ACTION ITEM:
Restate the listing below exactly, images excluded.

PROVIDED MATERIAL:
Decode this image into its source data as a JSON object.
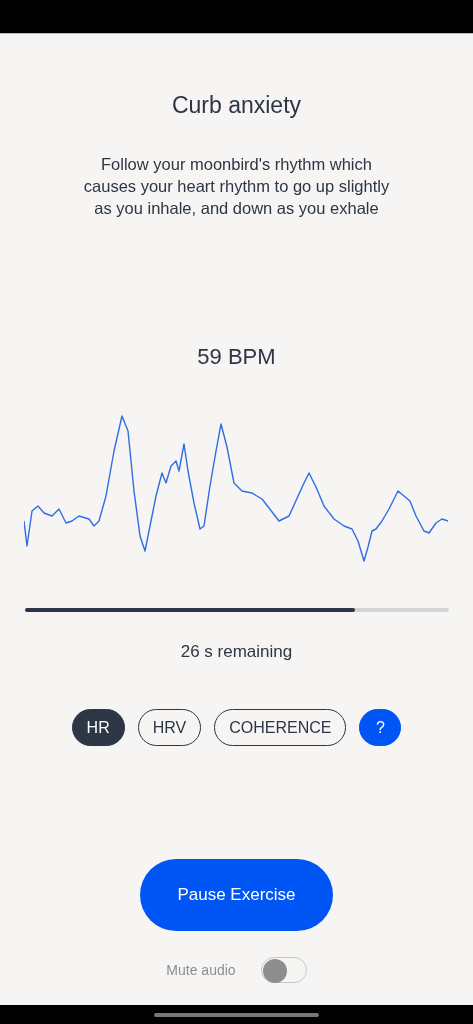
{
  "title": "Curb anxiety",
  "description": "Follow your moonbird's rhythm which causes your heart rhythm to go up slightly as you inhale, and down as you exhale",
  "heart_rate": "59 BPM",
  "progress": {
    "level": 0.78
  },
  "remaining": "26 s remaining",
  "metric_tabs": [
    {
      "label": "HR",
      "selected": true
    },
    {
      "label": "HRV",
      "selected": false
    },
    {
      "label": "COHERENCE",
      "selected": false
    }
  ],
  "help_button": "?",
  "pause_button": "Pause Exercise",
  "mute": {
    "label": "Mute audio",
    "on": false
  }
}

SOLUTION FOR THIS EXERCISE:
Decode this image into its source data as a JSON object.
{
  "title": "Curb anxiety",
  "description": "Follow your moonbird's rhythm which causes your heart rhythm to go up slightly as you inhale, and down as you exhale",
  "heart_rate": "59 BPM",
  "progress": {
    "level": 0.78
  },
  "remaining": "26 s remaining",
  "metric_tabs": [
    {
      "label": "HR",
      "selected": true
    },
    {
      "label": "HRV",
      "selected": false
    },
    {
      "label": "COHERENCE",
      "selected": false
    }
  ],
  "help_button": "?",
  "pause_button": "Pause Exercise",
  "mute": {
    "label": "Mute audio",
    "on": false
  }
}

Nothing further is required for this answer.